───── The data
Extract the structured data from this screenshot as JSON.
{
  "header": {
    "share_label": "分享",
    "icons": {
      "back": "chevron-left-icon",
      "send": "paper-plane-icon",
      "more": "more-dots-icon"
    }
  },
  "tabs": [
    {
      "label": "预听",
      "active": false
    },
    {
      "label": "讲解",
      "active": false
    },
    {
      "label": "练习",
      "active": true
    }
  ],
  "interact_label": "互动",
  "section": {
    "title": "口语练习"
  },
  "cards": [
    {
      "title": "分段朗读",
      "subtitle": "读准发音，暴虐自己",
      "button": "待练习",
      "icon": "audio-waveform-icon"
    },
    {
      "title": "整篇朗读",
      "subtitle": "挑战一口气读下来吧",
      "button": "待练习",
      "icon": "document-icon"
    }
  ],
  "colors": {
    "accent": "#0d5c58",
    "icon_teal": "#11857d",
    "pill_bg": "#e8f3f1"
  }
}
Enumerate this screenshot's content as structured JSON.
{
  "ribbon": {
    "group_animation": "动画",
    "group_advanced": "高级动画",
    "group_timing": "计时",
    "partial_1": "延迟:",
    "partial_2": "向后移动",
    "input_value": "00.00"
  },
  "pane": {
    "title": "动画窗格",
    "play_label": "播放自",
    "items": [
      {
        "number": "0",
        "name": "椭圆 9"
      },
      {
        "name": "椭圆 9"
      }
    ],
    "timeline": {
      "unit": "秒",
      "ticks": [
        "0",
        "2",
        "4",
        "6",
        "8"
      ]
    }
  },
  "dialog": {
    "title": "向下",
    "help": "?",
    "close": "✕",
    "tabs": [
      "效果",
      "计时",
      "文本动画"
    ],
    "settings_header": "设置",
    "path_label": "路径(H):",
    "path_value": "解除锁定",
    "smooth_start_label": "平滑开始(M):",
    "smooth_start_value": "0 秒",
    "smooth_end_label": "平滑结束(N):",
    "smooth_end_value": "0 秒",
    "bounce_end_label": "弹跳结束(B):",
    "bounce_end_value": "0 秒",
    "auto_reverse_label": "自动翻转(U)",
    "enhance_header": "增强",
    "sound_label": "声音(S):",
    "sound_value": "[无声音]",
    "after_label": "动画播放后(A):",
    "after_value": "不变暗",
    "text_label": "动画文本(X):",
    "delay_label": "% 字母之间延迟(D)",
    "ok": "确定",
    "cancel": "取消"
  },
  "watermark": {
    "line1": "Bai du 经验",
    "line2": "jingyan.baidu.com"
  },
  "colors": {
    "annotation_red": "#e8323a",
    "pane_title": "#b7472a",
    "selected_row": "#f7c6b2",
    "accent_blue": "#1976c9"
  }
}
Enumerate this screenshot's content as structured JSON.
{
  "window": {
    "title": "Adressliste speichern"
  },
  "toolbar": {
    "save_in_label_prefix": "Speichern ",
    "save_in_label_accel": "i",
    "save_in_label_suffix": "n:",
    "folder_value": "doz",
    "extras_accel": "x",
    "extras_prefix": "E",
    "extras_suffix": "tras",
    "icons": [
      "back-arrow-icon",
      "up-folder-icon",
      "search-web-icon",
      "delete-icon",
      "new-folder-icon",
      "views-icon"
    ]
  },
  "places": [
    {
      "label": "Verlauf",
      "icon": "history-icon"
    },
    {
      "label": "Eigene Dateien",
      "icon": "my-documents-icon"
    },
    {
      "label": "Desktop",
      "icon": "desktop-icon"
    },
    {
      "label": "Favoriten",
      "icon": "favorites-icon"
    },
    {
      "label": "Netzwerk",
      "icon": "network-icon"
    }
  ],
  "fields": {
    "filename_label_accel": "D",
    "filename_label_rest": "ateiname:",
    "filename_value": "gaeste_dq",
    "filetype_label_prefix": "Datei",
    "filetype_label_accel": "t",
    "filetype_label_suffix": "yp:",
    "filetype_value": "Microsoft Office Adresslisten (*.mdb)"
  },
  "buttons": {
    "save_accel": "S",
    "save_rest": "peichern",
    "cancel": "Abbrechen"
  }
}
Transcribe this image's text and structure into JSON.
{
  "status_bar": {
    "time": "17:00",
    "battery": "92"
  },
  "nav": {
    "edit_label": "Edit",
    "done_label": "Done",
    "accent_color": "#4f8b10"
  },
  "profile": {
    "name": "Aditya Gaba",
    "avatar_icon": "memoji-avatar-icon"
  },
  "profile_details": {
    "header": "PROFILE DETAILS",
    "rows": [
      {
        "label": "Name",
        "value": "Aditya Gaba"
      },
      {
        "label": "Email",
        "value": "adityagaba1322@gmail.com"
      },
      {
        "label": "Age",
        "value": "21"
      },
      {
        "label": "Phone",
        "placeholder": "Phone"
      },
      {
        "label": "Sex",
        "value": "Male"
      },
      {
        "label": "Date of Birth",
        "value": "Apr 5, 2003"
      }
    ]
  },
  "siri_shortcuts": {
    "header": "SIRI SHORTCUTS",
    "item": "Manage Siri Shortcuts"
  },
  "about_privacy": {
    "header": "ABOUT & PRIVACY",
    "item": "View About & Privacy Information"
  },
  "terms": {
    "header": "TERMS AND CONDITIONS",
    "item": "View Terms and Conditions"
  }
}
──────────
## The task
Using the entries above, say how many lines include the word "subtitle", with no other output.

## Exercise solution
2